*** Block opens ***

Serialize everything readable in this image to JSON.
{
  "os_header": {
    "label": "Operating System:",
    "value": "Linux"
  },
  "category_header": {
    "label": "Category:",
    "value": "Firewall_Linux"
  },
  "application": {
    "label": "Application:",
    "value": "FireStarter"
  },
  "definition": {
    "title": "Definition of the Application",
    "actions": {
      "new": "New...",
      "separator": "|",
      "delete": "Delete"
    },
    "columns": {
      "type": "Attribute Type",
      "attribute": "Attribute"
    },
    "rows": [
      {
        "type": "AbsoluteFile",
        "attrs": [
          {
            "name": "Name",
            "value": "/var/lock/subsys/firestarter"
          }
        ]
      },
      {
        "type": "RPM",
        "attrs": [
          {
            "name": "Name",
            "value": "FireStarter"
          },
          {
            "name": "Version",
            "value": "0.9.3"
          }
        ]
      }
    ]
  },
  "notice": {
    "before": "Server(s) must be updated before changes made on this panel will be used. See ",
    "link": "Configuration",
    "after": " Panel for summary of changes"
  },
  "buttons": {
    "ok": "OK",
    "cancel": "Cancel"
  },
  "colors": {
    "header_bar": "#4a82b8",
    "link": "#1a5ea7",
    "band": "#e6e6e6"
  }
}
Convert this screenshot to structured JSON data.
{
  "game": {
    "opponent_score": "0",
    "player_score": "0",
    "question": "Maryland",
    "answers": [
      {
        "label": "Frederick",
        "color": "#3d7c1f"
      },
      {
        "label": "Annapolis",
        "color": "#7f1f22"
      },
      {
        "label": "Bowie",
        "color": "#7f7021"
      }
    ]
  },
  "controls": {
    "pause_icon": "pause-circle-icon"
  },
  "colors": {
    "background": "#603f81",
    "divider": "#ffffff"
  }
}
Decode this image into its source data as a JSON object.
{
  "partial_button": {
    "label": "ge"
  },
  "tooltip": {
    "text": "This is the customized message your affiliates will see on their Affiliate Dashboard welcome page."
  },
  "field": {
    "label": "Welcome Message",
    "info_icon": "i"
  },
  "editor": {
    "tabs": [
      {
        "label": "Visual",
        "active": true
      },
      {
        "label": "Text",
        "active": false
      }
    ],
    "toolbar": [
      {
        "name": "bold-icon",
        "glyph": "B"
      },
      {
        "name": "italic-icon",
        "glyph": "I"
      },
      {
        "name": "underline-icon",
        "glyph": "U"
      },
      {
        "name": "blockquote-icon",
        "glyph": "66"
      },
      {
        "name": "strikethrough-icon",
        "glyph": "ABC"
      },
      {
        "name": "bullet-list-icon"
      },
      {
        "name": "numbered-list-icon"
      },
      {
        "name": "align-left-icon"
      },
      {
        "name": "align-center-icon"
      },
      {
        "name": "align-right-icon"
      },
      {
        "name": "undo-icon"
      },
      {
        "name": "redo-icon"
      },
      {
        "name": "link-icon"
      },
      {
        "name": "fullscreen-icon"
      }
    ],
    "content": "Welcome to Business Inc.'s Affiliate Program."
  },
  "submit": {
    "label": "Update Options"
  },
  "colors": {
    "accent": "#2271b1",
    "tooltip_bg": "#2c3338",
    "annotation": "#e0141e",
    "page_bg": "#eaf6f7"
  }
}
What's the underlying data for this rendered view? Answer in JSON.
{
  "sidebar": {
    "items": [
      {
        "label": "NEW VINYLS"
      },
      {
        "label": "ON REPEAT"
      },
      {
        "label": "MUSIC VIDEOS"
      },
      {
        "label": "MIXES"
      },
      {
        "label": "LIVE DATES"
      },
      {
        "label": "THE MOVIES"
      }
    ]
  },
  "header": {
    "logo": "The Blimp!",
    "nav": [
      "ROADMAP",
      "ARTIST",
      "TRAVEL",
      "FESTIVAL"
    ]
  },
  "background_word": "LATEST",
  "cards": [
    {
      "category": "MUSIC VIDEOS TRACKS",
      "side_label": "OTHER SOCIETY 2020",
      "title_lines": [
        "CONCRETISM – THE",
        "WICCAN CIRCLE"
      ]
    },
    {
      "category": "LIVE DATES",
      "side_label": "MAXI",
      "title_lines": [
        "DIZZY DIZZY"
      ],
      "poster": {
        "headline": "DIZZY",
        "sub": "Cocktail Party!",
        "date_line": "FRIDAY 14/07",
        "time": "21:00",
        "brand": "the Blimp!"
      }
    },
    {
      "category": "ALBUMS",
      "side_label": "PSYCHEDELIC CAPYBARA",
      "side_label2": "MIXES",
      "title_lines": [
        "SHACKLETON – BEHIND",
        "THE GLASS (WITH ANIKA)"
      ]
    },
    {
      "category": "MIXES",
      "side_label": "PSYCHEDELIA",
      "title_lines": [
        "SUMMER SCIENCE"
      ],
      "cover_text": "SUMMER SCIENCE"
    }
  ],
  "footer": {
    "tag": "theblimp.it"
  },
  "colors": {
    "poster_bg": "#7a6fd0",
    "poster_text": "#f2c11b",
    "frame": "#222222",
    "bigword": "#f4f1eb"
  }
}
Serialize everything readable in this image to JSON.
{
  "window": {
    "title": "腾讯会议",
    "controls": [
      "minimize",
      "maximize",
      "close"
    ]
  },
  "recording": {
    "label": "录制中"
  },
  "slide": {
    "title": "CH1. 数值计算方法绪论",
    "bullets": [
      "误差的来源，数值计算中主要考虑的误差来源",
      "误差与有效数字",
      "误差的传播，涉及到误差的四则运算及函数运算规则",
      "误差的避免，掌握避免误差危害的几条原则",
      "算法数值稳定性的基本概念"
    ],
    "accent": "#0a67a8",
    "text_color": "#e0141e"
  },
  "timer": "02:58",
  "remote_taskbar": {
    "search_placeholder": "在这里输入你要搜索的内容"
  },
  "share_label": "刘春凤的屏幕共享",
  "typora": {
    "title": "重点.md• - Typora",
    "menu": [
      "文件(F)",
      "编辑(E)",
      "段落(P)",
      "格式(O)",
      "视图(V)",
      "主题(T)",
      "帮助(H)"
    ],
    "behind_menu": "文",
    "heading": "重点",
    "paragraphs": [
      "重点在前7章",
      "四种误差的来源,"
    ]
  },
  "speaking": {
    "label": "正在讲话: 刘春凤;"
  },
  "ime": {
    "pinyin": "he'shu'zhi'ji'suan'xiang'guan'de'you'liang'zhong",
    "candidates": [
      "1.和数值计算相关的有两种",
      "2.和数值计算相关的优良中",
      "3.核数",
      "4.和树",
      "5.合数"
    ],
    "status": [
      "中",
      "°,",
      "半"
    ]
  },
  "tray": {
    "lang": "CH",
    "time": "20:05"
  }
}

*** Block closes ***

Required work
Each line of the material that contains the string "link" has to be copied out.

Answer below
    "link": "Configuration",
    "link": "#1a5ea7",
        "name": "link-icon"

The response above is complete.